Age Discrimination - In December, a Los Angeles California jury found that PrivatAir - an aviation company focusing on private airline services - wrongfully fired Captain Doyle D. Baker on the basis of his age, defaming him in the termination process and causing extreme emotional distress.
Punitive damages serve a number of important functions which—despite a few horror stories, which are themselves either apocryphal or overturned in the courts, the functions remain valid and in the public interest. Persons causing great harm—persons deliberately or with gross negligence causing great harm should not view paying damages as merely a cost of doing business, a cost that might fit neatly into a risk analysis of wrongdoing. That is what happened in the Ford Pinto case in which the cost of paying claims to victims of a known deadly hazard was deemed less than the cost to retool the assembly line, and thus the hazard was maintained knowing full well that further people—more people would be injured or killed.

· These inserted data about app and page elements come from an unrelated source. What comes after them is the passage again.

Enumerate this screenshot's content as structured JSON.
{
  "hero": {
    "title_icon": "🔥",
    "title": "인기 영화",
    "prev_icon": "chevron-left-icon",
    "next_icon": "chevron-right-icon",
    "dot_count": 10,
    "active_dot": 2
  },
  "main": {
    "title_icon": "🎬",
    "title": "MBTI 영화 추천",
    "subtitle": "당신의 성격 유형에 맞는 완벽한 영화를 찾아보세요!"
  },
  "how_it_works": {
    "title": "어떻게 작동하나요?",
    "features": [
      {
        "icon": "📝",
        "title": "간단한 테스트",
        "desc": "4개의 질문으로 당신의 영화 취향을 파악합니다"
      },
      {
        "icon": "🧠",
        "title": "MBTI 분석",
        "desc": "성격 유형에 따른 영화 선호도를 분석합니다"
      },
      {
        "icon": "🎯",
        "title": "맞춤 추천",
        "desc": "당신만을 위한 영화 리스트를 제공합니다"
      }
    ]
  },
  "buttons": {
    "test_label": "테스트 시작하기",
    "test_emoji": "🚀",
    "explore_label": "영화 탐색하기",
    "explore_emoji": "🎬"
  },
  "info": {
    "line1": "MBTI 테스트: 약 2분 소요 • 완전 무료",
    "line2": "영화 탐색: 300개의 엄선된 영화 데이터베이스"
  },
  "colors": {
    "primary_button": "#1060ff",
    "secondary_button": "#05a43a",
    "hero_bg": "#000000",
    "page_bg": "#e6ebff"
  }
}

This is the purpose of punitive damages, to punish this kind of egregious wrongdoing, and to deter, to be a deterrent to such conduct. It is not immediately clear why a deterrent—or the necessity of the deterrent should bear any great relationship to the amount of actual damages in a given case. There is nothing wrong and indeed something highly desirable in maintaining this disincentive to wrongdoing in an appropriate relationship to the harm and the conduct of the tort-feasor. This trend has led one commentator to suggest that ''[p]unitive damages have replaced baseball as our national sport.'' Theodore B. Olson, Rule of Law: The Dangerous National Sport of Punitive Damages, Wall St. J., Oct. 5, 1994, at A17. See also Malcolm E. Wheeler, A Proposal for Further Common Law Development of the Use of Punitive Damages in Modern Products Liability Litigation, 40 Ala. L. Rev. 919, 919 (1989) (''Today, hardly a month goes by without a multimillion-dollar punitive damages verdict in a product liability case.'').